A straightforward application of sexual selection to art, however, would make some odd predictions. It would suggest that artist and audience would be of different gender, that interest in an artist would disappear once they were dead or that, because we loved Pride and Prejudice or A Starry Night, we would find Jane Austen and Vincent van Gogh sexually attractive. In a general sense, art is bound up with status, and high status confers a reproductive advantage. But quite how this is reducible to Darwinian principles is blessedly obscure.
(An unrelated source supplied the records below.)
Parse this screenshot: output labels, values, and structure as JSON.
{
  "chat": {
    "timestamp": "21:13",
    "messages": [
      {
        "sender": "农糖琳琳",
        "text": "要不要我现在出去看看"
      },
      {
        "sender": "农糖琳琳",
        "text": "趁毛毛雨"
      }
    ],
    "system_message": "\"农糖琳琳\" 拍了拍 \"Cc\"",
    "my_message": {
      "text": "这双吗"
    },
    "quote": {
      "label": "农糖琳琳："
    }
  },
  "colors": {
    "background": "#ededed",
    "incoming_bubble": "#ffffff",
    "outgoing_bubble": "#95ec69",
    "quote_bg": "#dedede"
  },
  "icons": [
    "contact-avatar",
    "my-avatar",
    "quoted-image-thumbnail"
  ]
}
One of the difficulties in all this is that Pleistocene culture, whatever it was, is so remote from our own. The closest that we can come now to understanding what art might have been then is a study of cultures that are separate from ours and closer to their stone-age roots. Unfortunately, most of these societies do not have a notion of art remotely resembling ours and, although they exhibit cultural activities and artefacts that look like art to us, this may only be because we do not understand how those artefacts are used. Is a boomerang a beautiful object we enjoy for its own sake or a tool beautifully designed for killing birds? If it is the latter, is it a work of art?
Dutton tries to dodge this question by appealing to a “natural category”, “a cluster concept” that consists of 12 loosely associated characteristics like skill, style, criticism, tradition and imaginative experience. He derives these from a study of artefacts and cultural practices across a range of societies, and he uses it to argue that, although society X has no notion of art as we know it, the fact that their ancestor dolls, say, are produced with skill within a particular tradition and are subject to criticism makes them works of art.
I fear that this won’t do. In the first place, the argument seems circular. Art is susceptible to Darwinian explanation if it is a universal cultural phenomenon. It is a universal cultural phenomenon because we have defined it in terms of characteristics that are common across all cultures.
In the second place, I can’t see how we can talk sensibly about art without taking into account the agent’s perspective – what is it like to write a poem and to read one, to paint a picture and to look at one, to compose a tune and to listen to one. From this perspective, it seems to me, art is a modern phenomenon. For most societies other than our own, there is no such thing as an aesthetic experience as we know it. When 15th century Russian peasants looked at an icon of St Andrew, they did not experience it in the way we experience it now.
Thus when Boyd ponders “art’s once intimate alliance with religion”, he is making a distinction that is only possible to the modern mind. If this is so, it seems to me, an evolutionary explanation of art, seductive though it might be to the reductive temperament, is about as enlightening as an evolutionary explanation of computer technology.